The back story is that my cat has developed a kidney condition which requires daily subcutaneous fluid drips. It didn’t take long before she started recognizing the signs: “He’s about to stick a needle in me and I don’t like that!”. The end result is a chase which always results in a stressed cat and a frazzled caregiver. That got me thinking: “Is this a conditioned reflex on her part?”
So taking a walk down the anthropomorphic laneway, I outlined the mental steps that my cat might have gone through the first several times I gave her the subcutaneous drip. By associating my preparations to the insertion of the needle each day she may have thought each day in turn:
- No association
- I wonder if…
- Could it be?
- Anticipation! (or more appropriately: Fear!)
Your kilometrage may vary, and you might choose to rename the steps but it’s likely that a similar pattern will be followed in most conditioning situations.
Of course some may argue that an animal can’t “think” through these steps like a human can; that my cat is exhibiting a purely conditioned relex: an instinctual reaction. My response is that the burden of proof is on those who insist on creating an artificial separation between humans and the rest of the animal kingdom. If you wish to elevate yourself based on ego, my response will be: “the id will prevail”. But any such differentiation is a human concept, a human conceit. And in turn, as we have experienced, an environmental disaster.
By separating ourselves from the environment around us we are no longer capable of understanding the consequences of our actions. Apparently, to a large number of humans, even the idea of an ‘environmental system’ that we are a part of is an abomination. We have been bequeathed unlimited control with no responsibility. Not unlike an addiction, this ideological high will have a painful rehabilitation.
For most of human history we’ve likely been at stage 1 in our ability to understand the association of our actions to their larger environmental outcomes. By the late 1800’s there were a few that had moved to stage 2 or stage 3 but they were hidden in a society proud of the concept of ‘progress‘. In the 1960’s there was a movement by a select group past stage 3 to sometimes stage 6. But the larger part of western society is still stuck at stage 2 despite the last 15 years of educational outreach, and at that I’m being overly generous.

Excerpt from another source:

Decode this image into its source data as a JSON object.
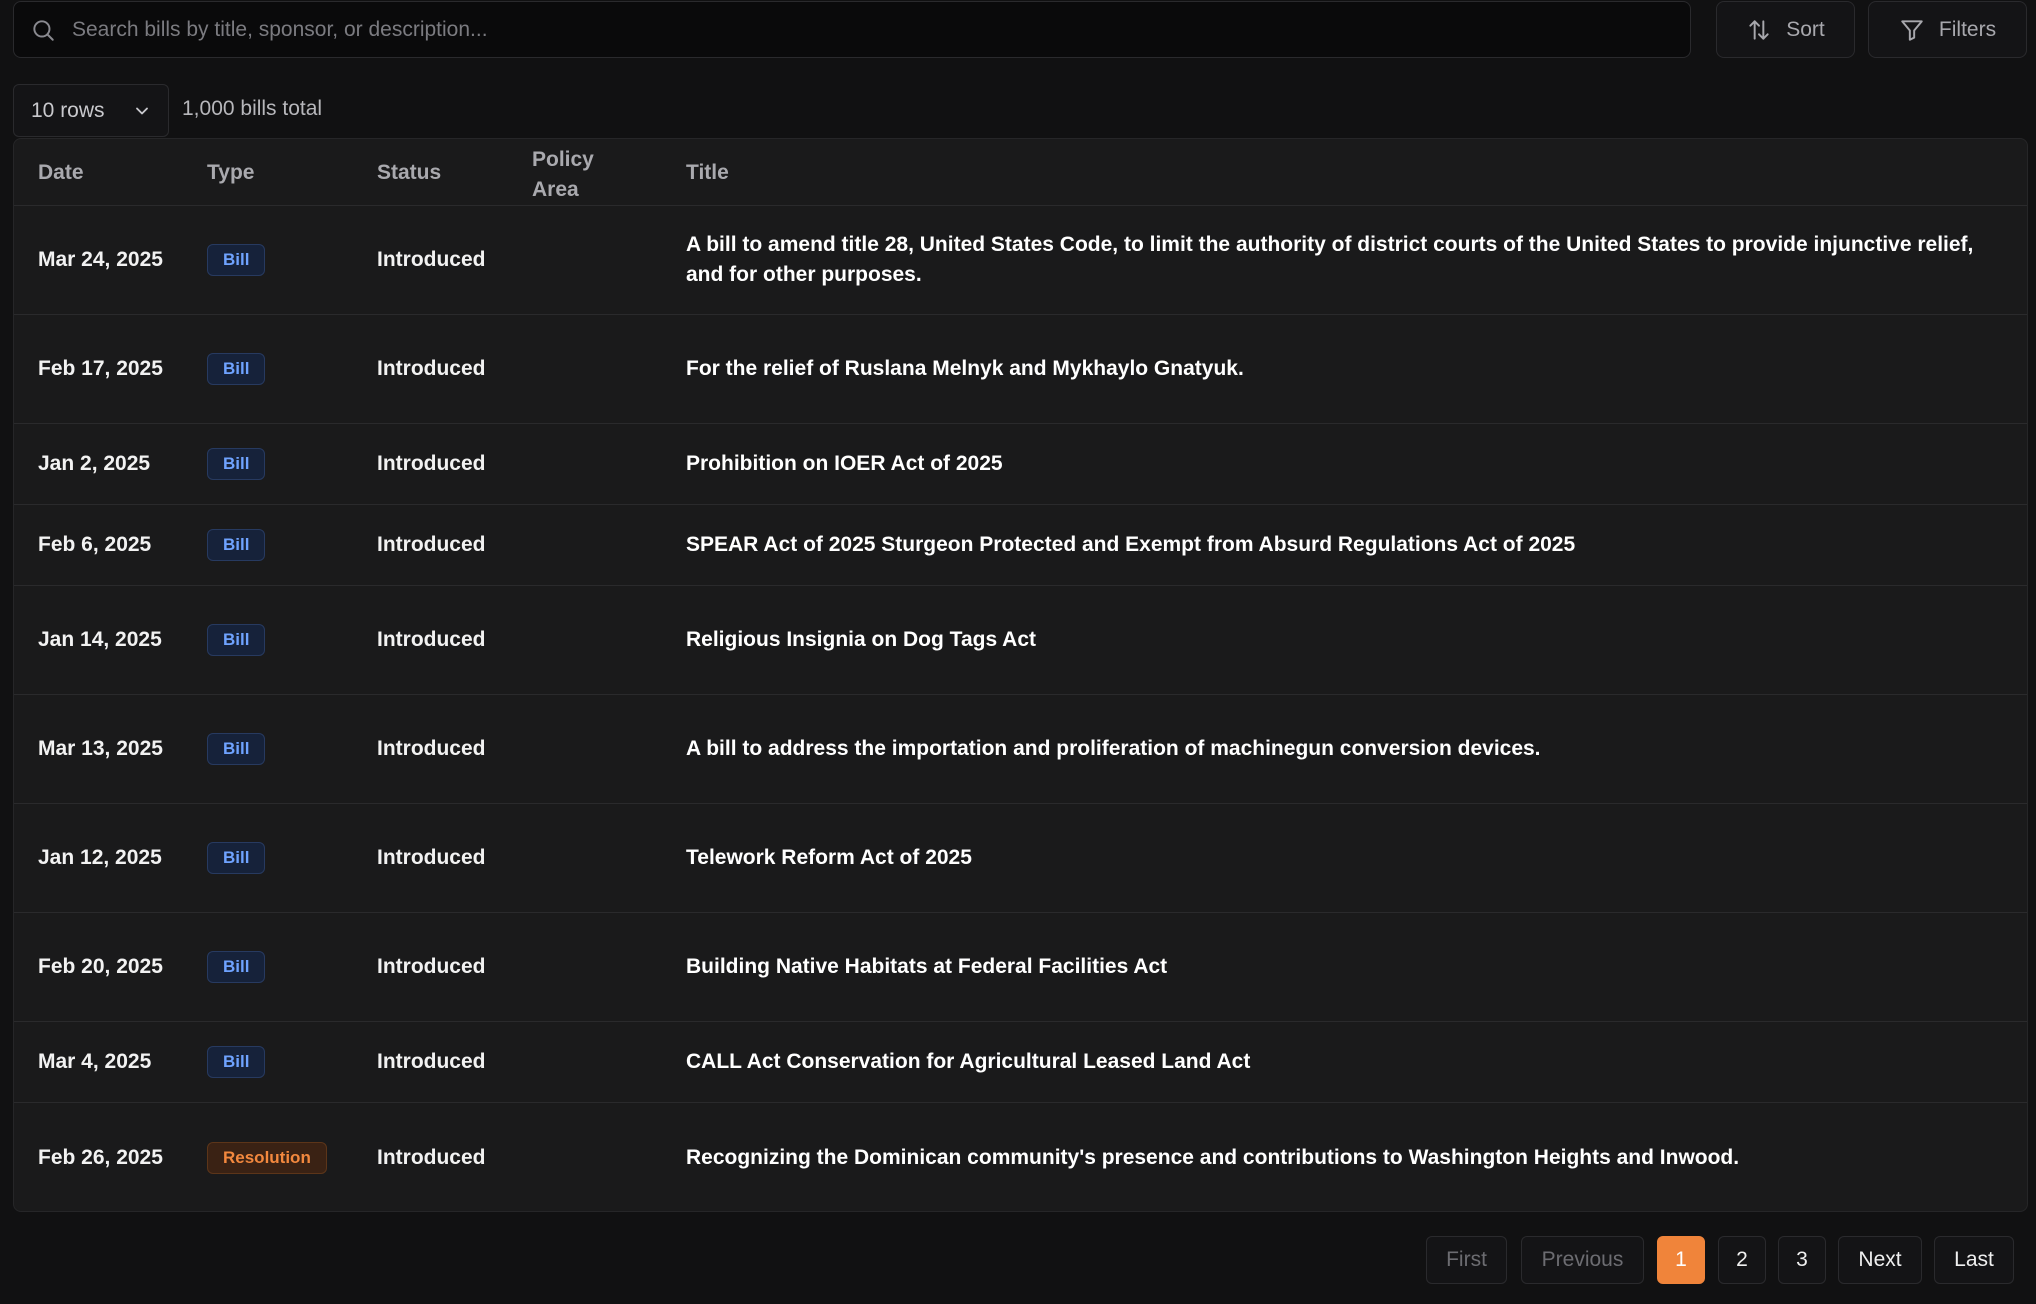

Politicians, I would suggest, are in general at stage 3; or more likely they’ve relabelled it “sounds very expensive”. Where the word ‘expense’ comes to play, our society brings with it a cacophony of economic memes that our society has engendered. All of them are over simplified models that ignore the fact that we exist in a context, a context that is a complex adaptive system. The collapse of the world’s economic systems in 2008 reminds us that the idea of getting something for nothing is a childish, perhaps churlish, fantasy.

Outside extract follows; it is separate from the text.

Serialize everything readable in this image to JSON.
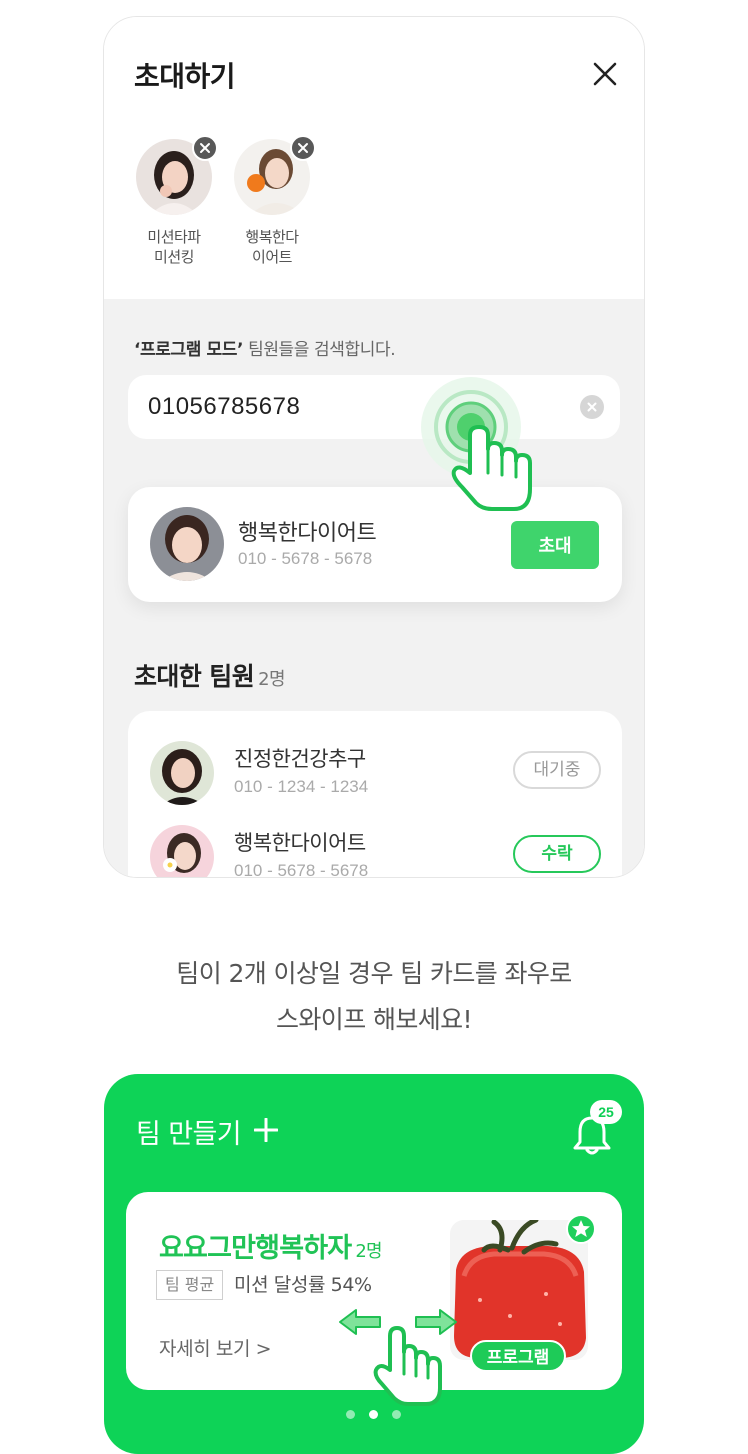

If a resource is a one time only resource then it cannot be renewed. If it can’t be renewed then, if we are lucky, it can only be reused. And economic growth can only happen if there remains expansion room in the system. As we start hitting our head on the limits to expansion, and the reactions of the system to our actions then each of us will in turn, move along these Pavlovian conditioning steps. Unfortunately, as my cat experiences daily, the last step can be labelled ‘Fear’.